WHAT NEEDS TO BE DONE> Report the number of lines in these entries that contain "name". Write only the number.

DATASET EXCERPTS below:

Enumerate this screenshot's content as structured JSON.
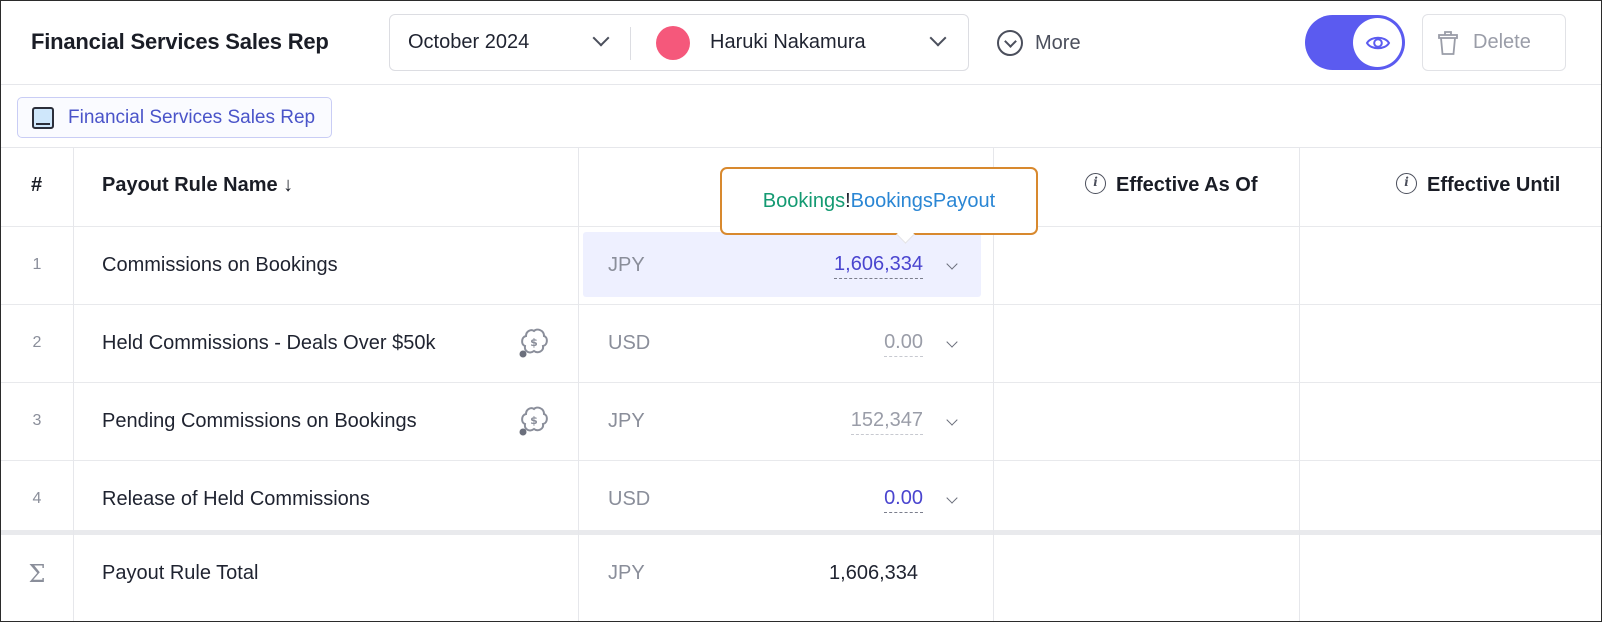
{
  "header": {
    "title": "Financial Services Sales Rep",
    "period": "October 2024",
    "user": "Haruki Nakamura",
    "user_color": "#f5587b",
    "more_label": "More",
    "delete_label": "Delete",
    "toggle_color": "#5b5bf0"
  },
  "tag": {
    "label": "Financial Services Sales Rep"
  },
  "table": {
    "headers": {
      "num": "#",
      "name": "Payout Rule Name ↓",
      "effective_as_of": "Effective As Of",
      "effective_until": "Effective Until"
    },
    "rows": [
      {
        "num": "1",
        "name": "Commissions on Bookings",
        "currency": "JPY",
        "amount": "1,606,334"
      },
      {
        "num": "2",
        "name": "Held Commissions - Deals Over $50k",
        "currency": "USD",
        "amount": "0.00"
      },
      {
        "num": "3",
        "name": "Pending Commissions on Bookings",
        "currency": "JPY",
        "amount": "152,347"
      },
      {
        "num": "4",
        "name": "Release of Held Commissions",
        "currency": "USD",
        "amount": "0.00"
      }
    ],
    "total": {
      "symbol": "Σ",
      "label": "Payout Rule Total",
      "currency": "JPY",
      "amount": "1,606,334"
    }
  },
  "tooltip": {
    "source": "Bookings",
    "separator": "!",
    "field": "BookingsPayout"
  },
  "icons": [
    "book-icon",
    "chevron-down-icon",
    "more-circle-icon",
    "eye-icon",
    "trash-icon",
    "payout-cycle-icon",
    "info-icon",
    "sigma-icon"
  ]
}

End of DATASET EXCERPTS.

YOUR SOLUTION> 5